### Dataset records:
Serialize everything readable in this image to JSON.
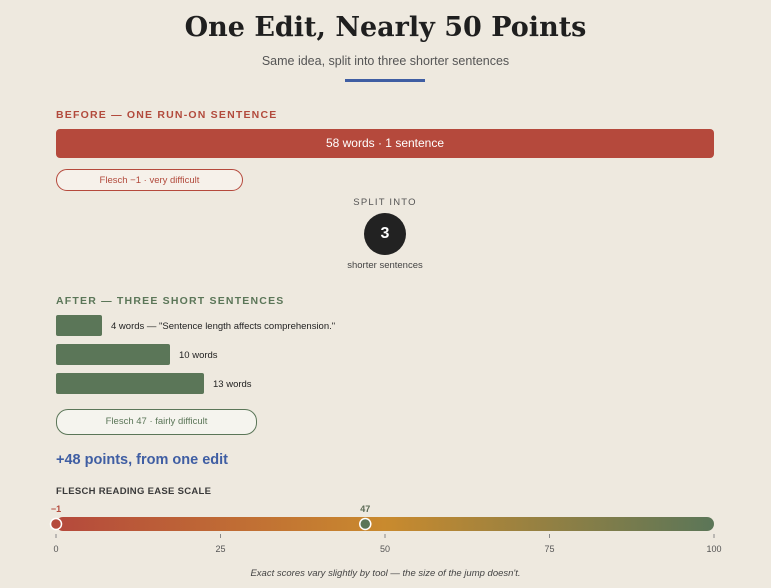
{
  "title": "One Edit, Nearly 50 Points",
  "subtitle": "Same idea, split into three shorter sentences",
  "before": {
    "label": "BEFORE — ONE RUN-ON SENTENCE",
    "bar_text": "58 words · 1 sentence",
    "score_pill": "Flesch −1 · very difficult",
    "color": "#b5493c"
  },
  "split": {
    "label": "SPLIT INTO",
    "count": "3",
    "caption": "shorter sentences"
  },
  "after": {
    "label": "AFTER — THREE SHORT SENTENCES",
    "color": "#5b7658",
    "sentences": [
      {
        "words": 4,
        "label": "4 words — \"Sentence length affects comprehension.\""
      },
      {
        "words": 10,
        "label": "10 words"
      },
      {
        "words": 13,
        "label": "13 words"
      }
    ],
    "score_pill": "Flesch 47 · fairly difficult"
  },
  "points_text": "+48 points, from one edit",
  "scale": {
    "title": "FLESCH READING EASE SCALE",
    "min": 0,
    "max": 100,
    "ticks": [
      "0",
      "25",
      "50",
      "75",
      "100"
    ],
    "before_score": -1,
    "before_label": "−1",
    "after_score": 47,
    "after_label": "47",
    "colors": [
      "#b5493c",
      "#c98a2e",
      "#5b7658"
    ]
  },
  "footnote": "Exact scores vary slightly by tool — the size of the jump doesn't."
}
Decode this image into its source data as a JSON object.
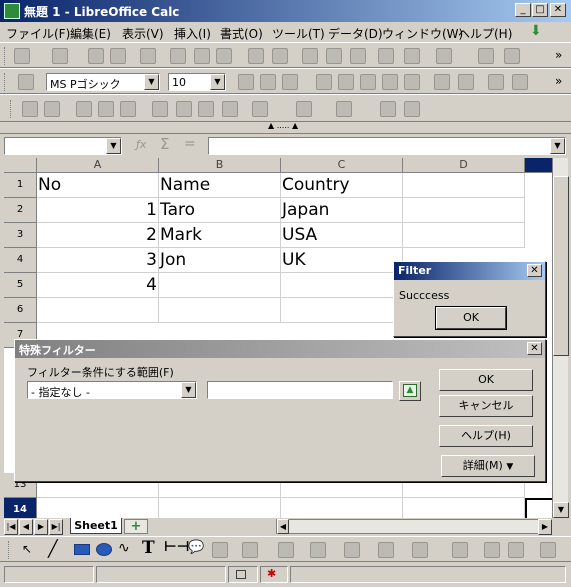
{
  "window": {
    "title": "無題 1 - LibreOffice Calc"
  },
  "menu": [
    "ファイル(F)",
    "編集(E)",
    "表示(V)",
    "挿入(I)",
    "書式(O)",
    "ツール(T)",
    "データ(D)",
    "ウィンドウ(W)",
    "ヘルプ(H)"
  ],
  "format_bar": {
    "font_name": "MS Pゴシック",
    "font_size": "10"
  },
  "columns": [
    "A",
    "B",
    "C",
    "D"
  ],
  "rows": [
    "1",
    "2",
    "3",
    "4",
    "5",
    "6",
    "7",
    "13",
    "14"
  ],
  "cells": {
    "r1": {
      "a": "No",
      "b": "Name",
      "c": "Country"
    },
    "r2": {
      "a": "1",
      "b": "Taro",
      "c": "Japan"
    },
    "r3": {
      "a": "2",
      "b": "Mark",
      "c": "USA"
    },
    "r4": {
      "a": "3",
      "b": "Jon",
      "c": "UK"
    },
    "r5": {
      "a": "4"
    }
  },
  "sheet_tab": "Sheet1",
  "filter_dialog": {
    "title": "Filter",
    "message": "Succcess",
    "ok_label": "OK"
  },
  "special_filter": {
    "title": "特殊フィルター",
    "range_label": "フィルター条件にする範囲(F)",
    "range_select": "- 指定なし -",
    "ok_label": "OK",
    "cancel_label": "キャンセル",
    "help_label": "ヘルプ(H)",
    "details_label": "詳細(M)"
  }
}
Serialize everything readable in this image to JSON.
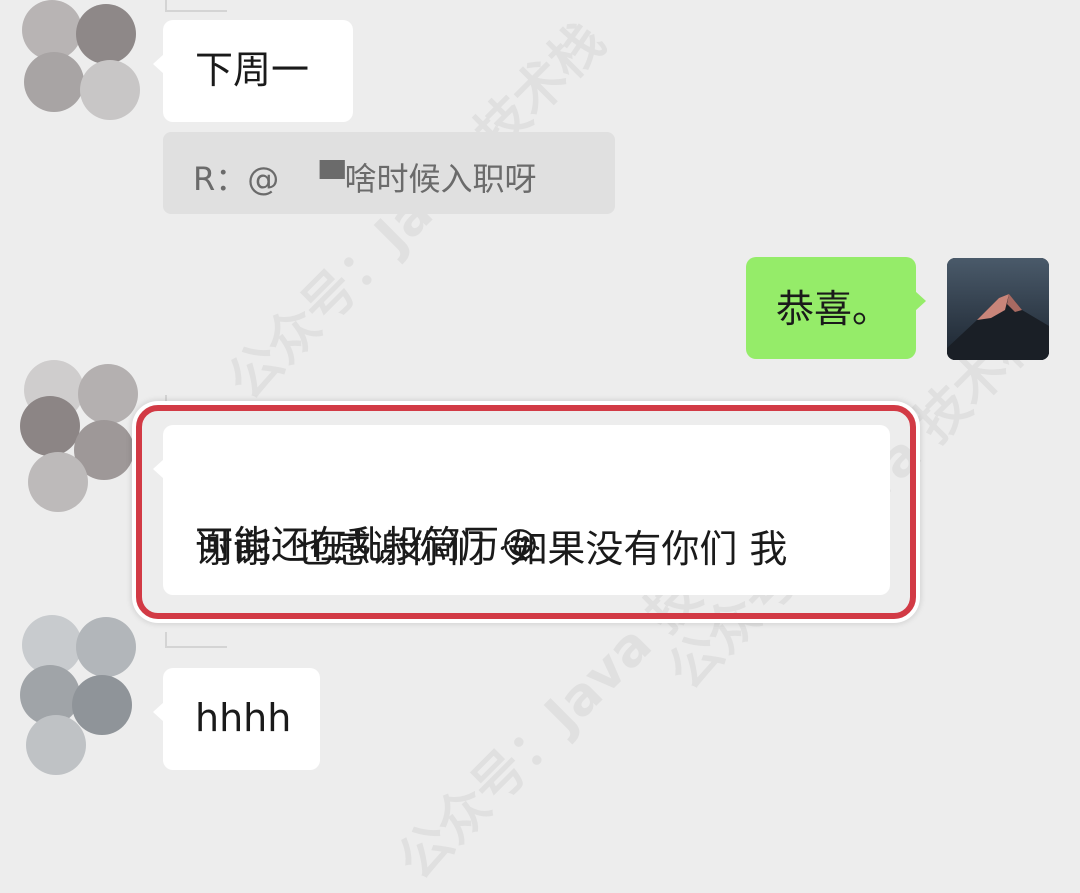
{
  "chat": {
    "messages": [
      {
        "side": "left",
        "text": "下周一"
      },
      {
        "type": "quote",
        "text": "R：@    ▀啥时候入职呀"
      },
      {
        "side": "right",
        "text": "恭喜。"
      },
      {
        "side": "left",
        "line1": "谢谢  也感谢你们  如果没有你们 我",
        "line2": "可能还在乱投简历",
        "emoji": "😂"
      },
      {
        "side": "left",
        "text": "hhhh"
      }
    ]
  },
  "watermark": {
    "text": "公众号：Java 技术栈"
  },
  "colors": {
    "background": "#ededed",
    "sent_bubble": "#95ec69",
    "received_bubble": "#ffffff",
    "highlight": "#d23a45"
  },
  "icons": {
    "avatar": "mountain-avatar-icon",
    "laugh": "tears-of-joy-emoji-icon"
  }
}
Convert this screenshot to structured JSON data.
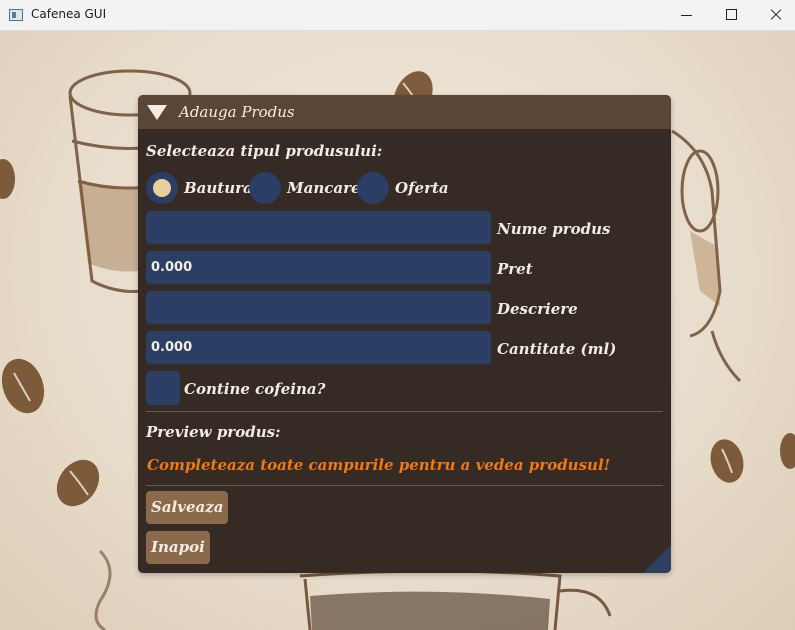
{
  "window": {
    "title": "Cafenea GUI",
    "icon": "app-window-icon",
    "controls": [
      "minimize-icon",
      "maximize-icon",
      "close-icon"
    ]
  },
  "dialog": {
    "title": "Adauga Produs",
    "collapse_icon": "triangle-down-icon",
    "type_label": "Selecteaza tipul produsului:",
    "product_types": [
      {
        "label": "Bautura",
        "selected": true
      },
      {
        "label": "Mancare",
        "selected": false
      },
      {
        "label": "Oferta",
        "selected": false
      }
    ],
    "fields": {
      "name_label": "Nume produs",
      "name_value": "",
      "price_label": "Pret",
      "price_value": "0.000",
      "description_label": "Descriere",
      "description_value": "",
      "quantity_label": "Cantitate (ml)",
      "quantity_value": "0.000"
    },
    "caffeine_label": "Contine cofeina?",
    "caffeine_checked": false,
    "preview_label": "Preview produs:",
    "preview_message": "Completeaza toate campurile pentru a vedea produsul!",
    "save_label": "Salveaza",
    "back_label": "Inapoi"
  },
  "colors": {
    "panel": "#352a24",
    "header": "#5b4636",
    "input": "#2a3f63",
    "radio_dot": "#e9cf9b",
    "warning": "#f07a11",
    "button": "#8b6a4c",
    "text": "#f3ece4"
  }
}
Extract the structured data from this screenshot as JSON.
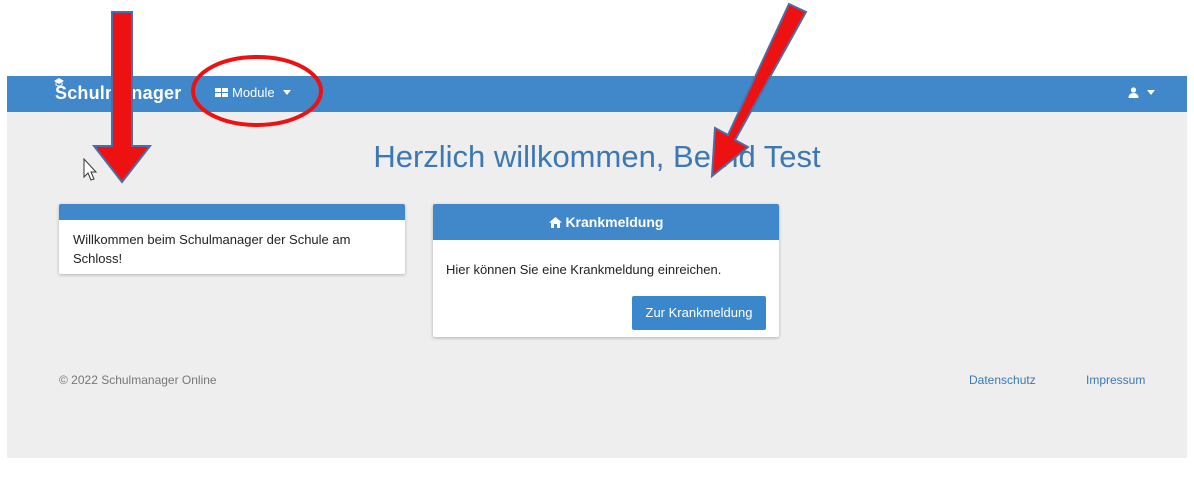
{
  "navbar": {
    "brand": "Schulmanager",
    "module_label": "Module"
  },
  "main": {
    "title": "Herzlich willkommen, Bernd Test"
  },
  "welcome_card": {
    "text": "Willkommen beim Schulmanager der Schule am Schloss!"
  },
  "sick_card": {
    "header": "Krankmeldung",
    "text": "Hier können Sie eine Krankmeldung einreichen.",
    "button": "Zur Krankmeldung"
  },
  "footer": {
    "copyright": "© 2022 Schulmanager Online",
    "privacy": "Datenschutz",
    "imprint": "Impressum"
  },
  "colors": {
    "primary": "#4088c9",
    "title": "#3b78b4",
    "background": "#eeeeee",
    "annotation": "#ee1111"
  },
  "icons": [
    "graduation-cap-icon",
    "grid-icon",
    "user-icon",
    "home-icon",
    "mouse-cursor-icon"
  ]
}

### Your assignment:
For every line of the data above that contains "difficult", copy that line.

### Worked solution:
    "score_pill": "Flesch −1 · very difficult",
    "score_pill": "Flesch 47 · fairly difficult"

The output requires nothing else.